New York County District Attorney Alvin Bragg’s indictment of former President Donald Trump on trumped up charges last Thursday sent shockwaves throughout America. Already the frontrunner in the race for the Republican presidential nomination, speculation ahead of the indictment had driven Trump’s poll numbers into the stratosphere. A Fox News poll released last week showed him up 30 points over Florida Gov. Ron DeSantis, his nearest competitor.
If – and this is a big if considering the first votes in the Republican primary are still ten months away – Trump clinches the GOP nomination, nearly every conservative pundit is quick to tell us he would ultimately lose the general election to President Joe Biden.
But what if the pundits are wrong?
Trump’s shocking victory in 2016 confounded even the most seasoned political thinkers among us. Hillary Clinton’s coronation was thought to be inevitable until election night, when strangely, one critical battleground state after another fell to the brash, uncouth real estate developer and reality TV star from Manhattan, the ultimate Washington outsider.
Biden is the single worst U.S. commander-in-chief in modern memory, eclipsing even former President Jimmy Carter for this unwanted distinction.

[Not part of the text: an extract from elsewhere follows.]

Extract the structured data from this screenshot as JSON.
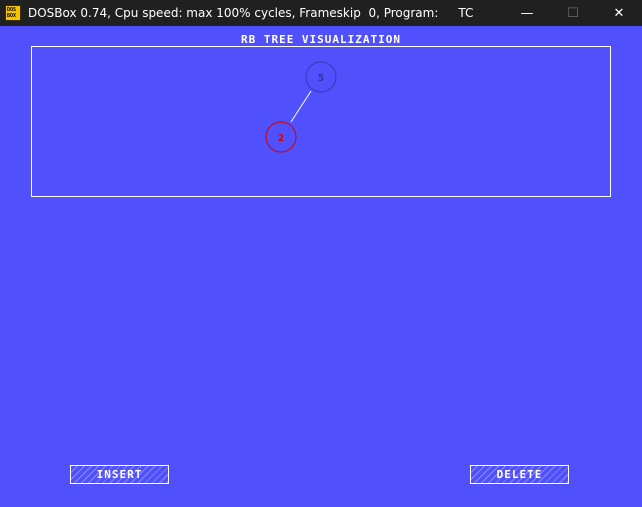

Carter is a good man, but he was a terrible president whose missteps caused great harm to the country.
Let me preface my comments about Biden’s presidency by saying that he’s not in charge. His cognitive issues, apparent from the moment he launched his campaign in April 2019, have deteriorated significantly over the past four years to the point where virtually every public appearance is choreographed and still manages to end with a gaffe. That said, he is happy to go along with the radical agenda set by those who are actually calling the shots.
His administration has declared war on the Constitution and has advanced the “fundamental transformation of the U.S.” begun during the Obama administration. The cumulative effect of two years of deliberately destructive, anti-American decisions has brought us to a perilous moment in history. On all fronts, both domestic and foreign, Democrats are pushing this country into a downward spiral. If this continues, we won’t need to worry about Russia or China taking us down — we’ll have done that all by ourselves.
Donald Trump, in contrast, was a great president. Despite the relentless pursuit by members of a deep state determined to remove him from office, he accomplished a great deal in four years. To name just a few of those achievements: His tax cuts and focus on deregulation triggered an economic boom. He reshaped the judiciary, made America energy independent, strengthened our military, secured our border, and stood up to China. There’s no question America is worse off as a result of his loss.
If not for the pandemic which enabled universal mail-in voting and Democrats’ collusion with Big Tech and the legacy media to suppress the Hunter Biden laptop story, Trump likely would have prevailed in 2020.
And yes, Trump is facing multiple legal battles, but they are all based on politically contrived charges. On the other hand, Biden and members of his family are facing far more substantive allegations that cut right to the heart of America’s national security which House Republicans are just starting to bring to light.
It may be improbable, but now that Trump’s nomination appears (at this point in time) to be almost inevitable, a Trump-DeSantis ticket would give Republicans their best shot to take back the White House. Imagine Biden and our hapless Vice President Kamala Harris up against Trump and DeSantis.
Trump’s incessant and childish attacks on DeSantis are turning off even some of his supporters. He is not helping himself by calling the popular Florida governor “Ron DeSanctimonious,” “Meatball Ron,” or “Tiny D.” He’s making himself look immature and decidedly unpresidential. The insults are only reminding people of the reasons why so many independents and even some Republicans turned against him in 2020.
But if the two could join forces, they would make a formidable combination.
And win or lose, it would give DeSantis the edge in the 2028 race for the Republican presidential nomination.
While it’s said that every election is the most consequential in history, 2024 will determine America’s very form of government going forward. Will the U.S. remain a democratic republic or become a socialist nation?
While the current threat to America posed by the Biden administration is far more subtle than the rolling of German tanks over Europe during World War II, it is every bit as dangerous.
It was foolish to underestimate Trump in 2016 and it would be foolish to underestimate him now.
Note: A previous version of this article appeared in The Washington Examiner.